[ New York, May 20, 1801. On May 26, 1801, Madison wrote to Hamilton : “I have received your letter of the 20th.” Letter not found. ]
You will oblige me by taking the trouble to peruse the Report which accompanies this; and if the weather permit, I will call upon you sometime tomorrow or next day to converse on the subject of it. I remain with great esteem and regard   D Sir Yr Obed ser It will not be disagreeable to me if after perusal you hand it over to Mr. Jefferson. ALS , University of Virginia. Presumably this is a...
You will oblige me by taking the trouble to peruse the Report which accompanies this; and if the weather permit I will call upon you sometime tomorrow or next day to converse on the Subject of it. I remain with great esteem and regard Dr Sir Yr Obed Ser It will not be disagreeable to me if after perusal you hand it over to Mr. Jefferson. RC ( ViU : Cabell Gwathmey Collection, microfilm)....
If Mr. Madison should be disengaged this Evening Mr. Hamilton would be obliged by an opportunity of conversing with him at his lodgings for half an hour. If engaged this Evening he will thank him to say whether tomorrow Evening will suit. RC ( DLC ). Addressed by Hamilton.
I thank you My Dear Sir for the line you was so obliging as to leave for me and for the loan of the book accompanying it; in which I have not yet made sufficient progress to judge of its merit. I dont know how it was but I took it for granted that you had left town much earlier than you did; else I should have found an opportunity after your adjournment to converse with you on the subjects...
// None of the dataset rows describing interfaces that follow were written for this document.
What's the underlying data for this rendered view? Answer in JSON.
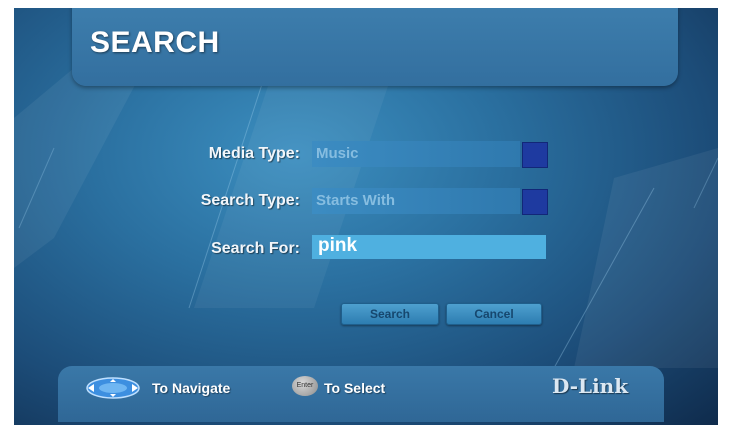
{
  "header": {
    "title": "SEARCH"
  },
  "form": {
    "media_type": {
      "label": "Media Type:",
      "value": "Music"
    },
    "search_type": {
      "label": "Search Type:",
      "value": "Starts With"
    },
    "search_for": {
      "label": "Search For:",
      "value": "pink"
    }
  },
  "buttons": {
    "search": "Search",
    "cancel": "Cancel"
  },
  "footer": {
    "navigate_hint": "To Navigate",
    "select_hint": "To Select",
    "enter_key": "Enter",
    "brand": "D-Link",
    "icons": {
      "navigate": "directional-pad-icon",
      "select": "enter-key-icon"
    }
  },
  "colors": {
    "background": "#2a6f9f",
    "field_bg": "#3c8cc2",
    "field_text": "#86bde0",
    "dropdown_button": "#1e3aa0",
    "input_bg": "#4fb0e0"
  }
}
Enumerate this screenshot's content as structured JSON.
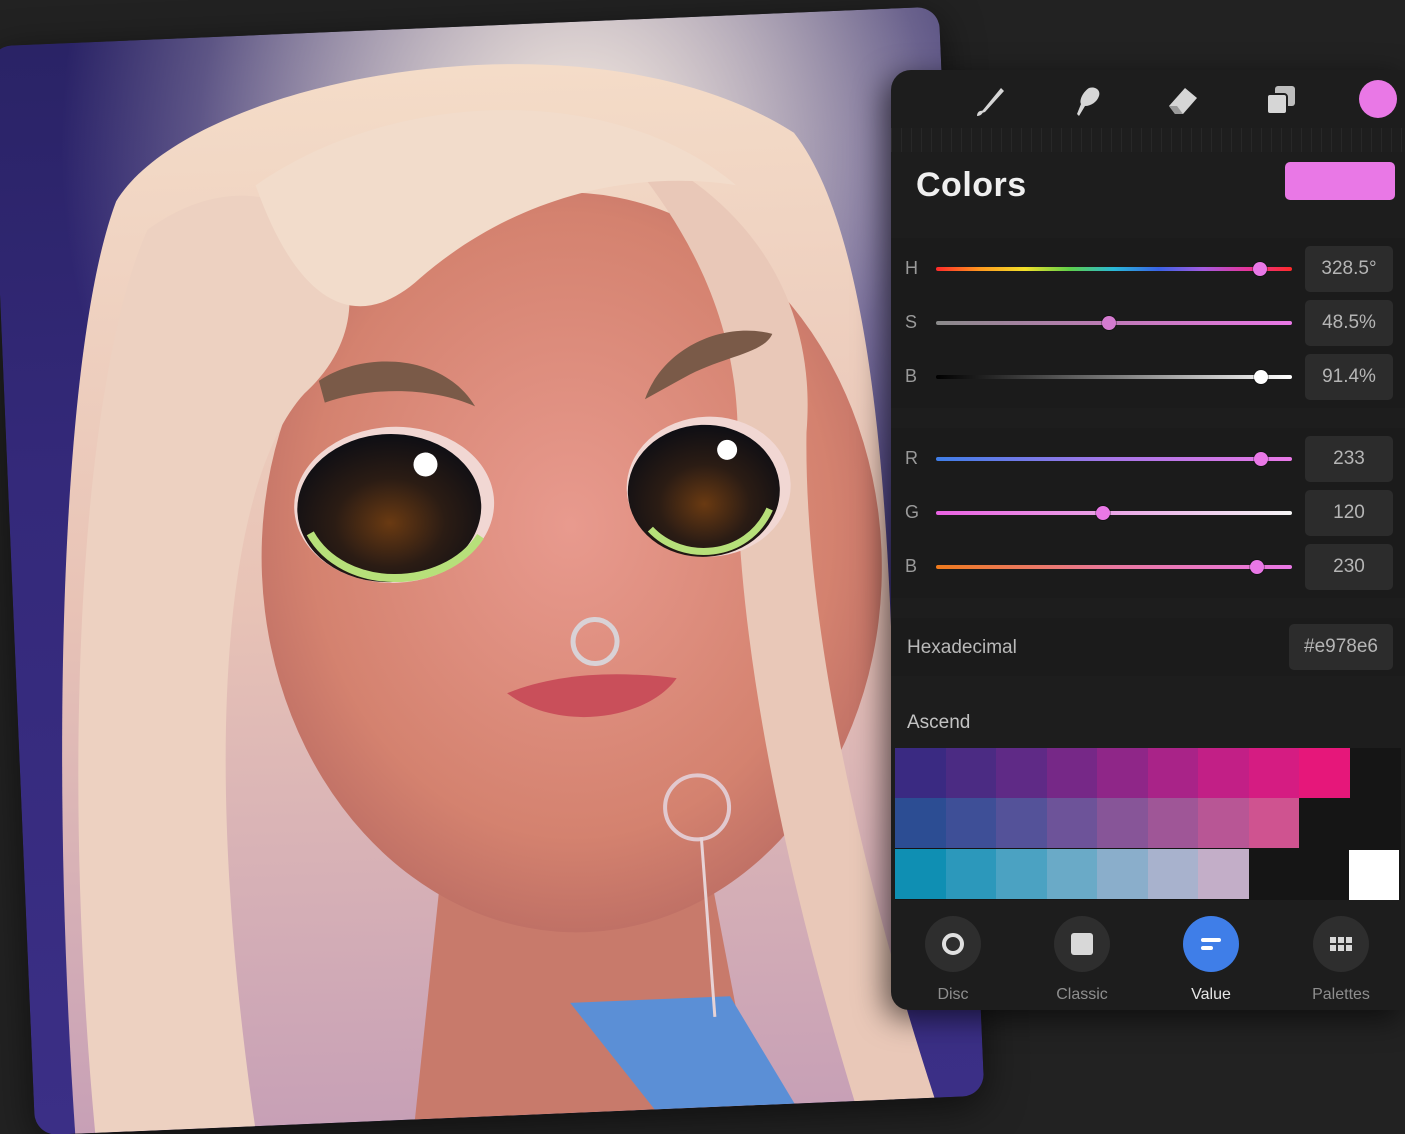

I thank you My Dear Sir for the line you was so obliging as to leave for me and for the loan of the book accompanying it; in which I have not yet made sufficient progress to judge of its merit. I dont know how it was but I took it for granted—That you had left town much earlier than you did; else I should have found an opportunity after your adjournment to converse with you on the subjects...
I thank you My Dear Sir for yours of the 20th. The only part of it which surprises me is what you mention respecting Clinton. I cannot however believe that the plan will succeed. Nor indeed do I think that Clinton would be disposed to exchange his present appointment for that office or to risk his popularity by holding both. At the same time the attempt merits attention and ought not to be...
I thank you My Dear Sir for yours of the 20th. The only part of it which surprises me is what you mention respecting Clinton. I cannot however believe that the plan will succeed. Nor indeed do I think that Clinton would be disposed to exchange his present appointment for that office or to risk his popularity by holding both. At the same time the attempt merits attention and ought not to be...
I wrote to you by the last post since which nothing material has turned up here. We are debating on amendments without having decided what is to be done with them. There is so great a diversity in the views of our opponents that it is impossible to predict any thing. Upon the whole however our fears diminish. Yrs. Affecly I take the liberty for certain reasons to put the inclosed under cover...